━━━━━ Entries supplied
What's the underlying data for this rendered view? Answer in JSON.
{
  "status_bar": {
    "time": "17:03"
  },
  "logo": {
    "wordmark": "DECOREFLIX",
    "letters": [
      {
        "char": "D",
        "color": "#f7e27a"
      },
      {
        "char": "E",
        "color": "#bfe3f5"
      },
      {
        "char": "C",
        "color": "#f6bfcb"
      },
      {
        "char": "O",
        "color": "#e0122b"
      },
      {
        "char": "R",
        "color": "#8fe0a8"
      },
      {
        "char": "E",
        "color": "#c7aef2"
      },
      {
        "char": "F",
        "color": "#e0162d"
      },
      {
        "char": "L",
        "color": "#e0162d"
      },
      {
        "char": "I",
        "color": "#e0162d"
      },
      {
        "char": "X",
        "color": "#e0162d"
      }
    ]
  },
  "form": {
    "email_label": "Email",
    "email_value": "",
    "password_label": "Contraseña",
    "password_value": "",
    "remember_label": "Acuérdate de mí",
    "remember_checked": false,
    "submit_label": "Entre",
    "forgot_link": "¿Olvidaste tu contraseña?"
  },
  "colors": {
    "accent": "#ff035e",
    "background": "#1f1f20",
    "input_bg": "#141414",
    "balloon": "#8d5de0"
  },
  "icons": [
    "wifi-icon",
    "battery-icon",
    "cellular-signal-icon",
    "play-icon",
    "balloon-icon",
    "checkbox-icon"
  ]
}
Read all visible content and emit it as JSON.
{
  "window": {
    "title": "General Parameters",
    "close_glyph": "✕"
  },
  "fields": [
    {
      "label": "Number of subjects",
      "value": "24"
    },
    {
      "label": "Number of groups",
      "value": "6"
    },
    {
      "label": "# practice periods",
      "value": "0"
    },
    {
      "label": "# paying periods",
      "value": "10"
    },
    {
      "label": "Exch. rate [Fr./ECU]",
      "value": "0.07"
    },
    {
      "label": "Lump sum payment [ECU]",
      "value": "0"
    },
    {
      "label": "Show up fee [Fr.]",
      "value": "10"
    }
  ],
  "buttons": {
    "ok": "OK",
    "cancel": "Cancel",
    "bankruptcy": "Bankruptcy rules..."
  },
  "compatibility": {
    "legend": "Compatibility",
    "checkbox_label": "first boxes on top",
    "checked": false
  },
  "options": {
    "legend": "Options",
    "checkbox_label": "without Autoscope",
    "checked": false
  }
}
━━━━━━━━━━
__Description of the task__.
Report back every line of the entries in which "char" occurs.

__Written response__.
        "char": "D",
        "char": "E",
        "char": "C",
        "char": "O",
        "char": "R",
        "char": "E",
        "char": "F",
        "char": "L",
        "char": "I",
        "char": "X",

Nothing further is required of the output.